This is what the historical record says about this period of Hezekiah’s life:
BBBIn those days Hezekiah was sick to the death, and prayed unto the Lord: and he spake unto him, and he gave him a sign.
BBBBut Hezekiah rendered not again according to the benefit done unto him; for his heart was lifted up: therefore there was wrath upon him, and upon Judah and Jerusalem.
BBBNotwithstanding Hezekiah humbled himself for the pride of his heart, both he and the inhabitants of Jerusalem, so that the wrath of the Lord came not upon them in the days of Hezekiah.
2 Chronicles 32:24-26

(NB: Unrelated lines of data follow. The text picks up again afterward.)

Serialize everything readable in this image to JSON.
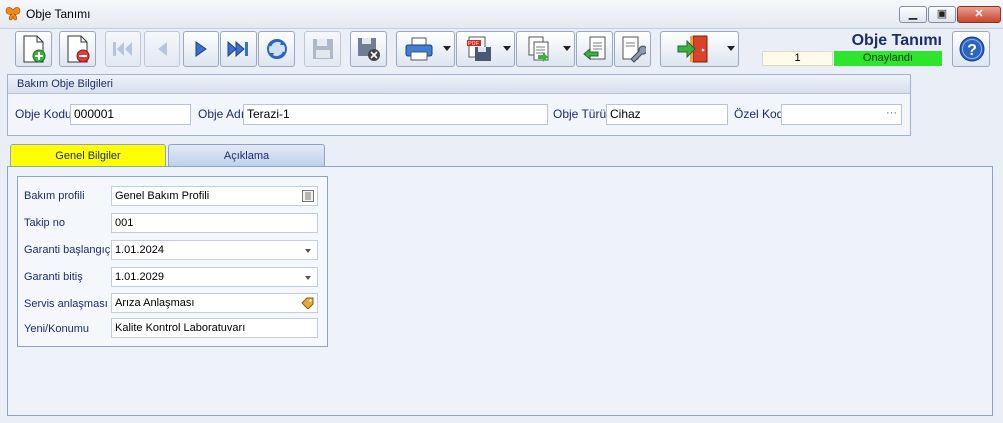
{
  "window": {
    "title": "Obje Tanımı",
    "controls": [
      "minimize",
      "maximize",
      "close"
    ]
  },
  "toolbar": {
    "buttons": [
      {
        "icon": "new-document-icon"
      },
      {
        "icon": "delete-document-icon"
      },
      {
        "icon": "first-record-icon"
      },
      {
        "icon": "previous-record-icon"
      },
      {
        "icon": "next-record-icon"
      },
      {
        "icon": "last-record-icon"
      },
      {
        "icon": "refresh-icon"
      },
      {
        "icon": "save-icon"
      },
      {
        "icon": "cancel-save-icon"
      },
      {
        "icon": "print-icon"
      },
      {
        "icon": "pdf-export-icon"
      },
      {
        "icon": "copy-document-icon"
      },
      {
        "icon": "import-icon"
      },
      {
        "icon": "tools-icon"
      },
      {
        "icon": "exit-icon"
      }
    ]
  },
  "header": {
    "title": "Obje Tanımı",
    "record_number": "1",
    "status": "Onaylandı",
    "status_color": "#2de52d",
    "help_icon": "help-icon"
  },
  "object_info": {
    "group_title": "Bakım Obje Bilgileri",
    "code_label": "Obje Kodu",
    "code_value": "000001",
    "name_label": "Obje Adı",
    "name_value": "Terazi-1",
    "type_label": "Obje Türü",
    "type_value": "Cihaz",
    "special_code_label": "Özel Kod",
    "special_code_value": ""
  },
  "tabs": [
    {
      "label": "Genel Bilgiler",
      "active": true,
      "color": "#ffff00"
    },
    {
      "label": "Açıklama",
      "active": false
    }
  ],
  "general": {
    "profile_label": "Bakım profili",
    "profile_value": "Genel Bakım Profili",
    "tracking_label": "Takip no",
    "tracking_value": "001",
    "warranty_start_label": "Garanti başlangıç",
    "warranty_start_value": "1.01.2024",
    "warranty_end_label": "Garanti bitiş",
    "warranty_end_value": "1.01.2029",
    "service_label": "Servis anlaşması",
    "service_value": "Arıza Anlaşması",
    "location_label": "Yeni/Konumu",
    "location_value": "Kalite Kontrol Laboratuvarı"
  }
}
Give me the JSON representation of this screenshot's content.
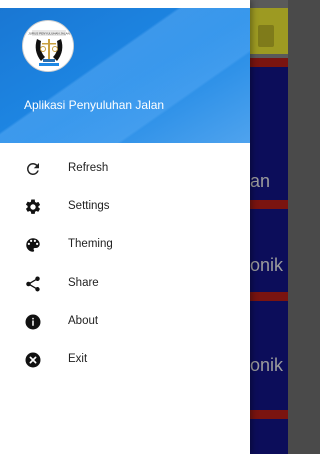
{
  "app": {
    "title": "Aplikasi Penyuluhan Jalan",
    "logo_text": "JURUS PENYULUHAN JALAN"
  },
  "menu": {
    "items": [
      {
        "label": "Refresh",
        "icon": "refresh-icon"
      },
      {
        "label": "Settings",
        "icon": "gear-icon"
      },
      {
        "label": "Theming",
        "icon": "palette-icon"
      },
      {
        "label": "Share",
        "icon": "share-icon"
      },
      {
        "label": "About",
        "icon": "info-icon"
      },
      {
        "label": "Exit",
        "icon": "close-circle-icon"
      }
    ]
  },
  "background": {
    "cards": [
      "an",
      "onik",
      "onik"
    ]
  },
  "colors": {
    "header_blue": "#1e88e5",
    "appbar_olive": "#9d9a22",
    "card_navy": "#0c0d5a",
    "card_red": "#7a1410"
  }
}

Although Hezekiah made a big mistake in showing the emissaries the treasures of the kingdom, he at least he did his best to humble himself and repent after Isaiah reproved him. Considering 2 Chronicles 32:26, perhaps Hezekiah was being humble and accepting of the Lord’s will when he said what he did in Isaiah 39:8. His statement sounds pretty inconsiderate, but maybe he didn’t mean it that way.
The Bible says in the business of the ambassadors from Babylon, God left Hezekiah to test him. (2 Chron 32:31) I pray that God never tests me that way. Since we enjoy the indwelling of the Holy Spirit under the New Covenant, hopefully He never will. He promised to never leave us, but He never promised not to test us. Hezekiah serves as a reminder that we need to always be sober and vigilant. (1 Pet 5:8) Isaiah’s prophecy eventually came to pass. Jerusalem was razed, the temple was destroyed, and the treasure of the city was carried away to Babylon. The descendants of Hezekiah became eunuchs in the court of the king. (Dan 1) The paraphrase Bible words Philippians 4:6 this way: Don’t worry about anything, pray about everything. Amen. Hezekiah should have prayed when the ambassadors showed up.
BBBWherefore let him that thinketh he standeth take heed lest he fall.
1 Corinthians 10:12
Father, I pray that we can take heed to the lesson we have here from king Hezekiah, that we may seek your face to know your will in all things, that we may be humble and not seek to aggrandize ourselves. All glory and honor are yours Father, now and forever, in Jesus’ name. Amen.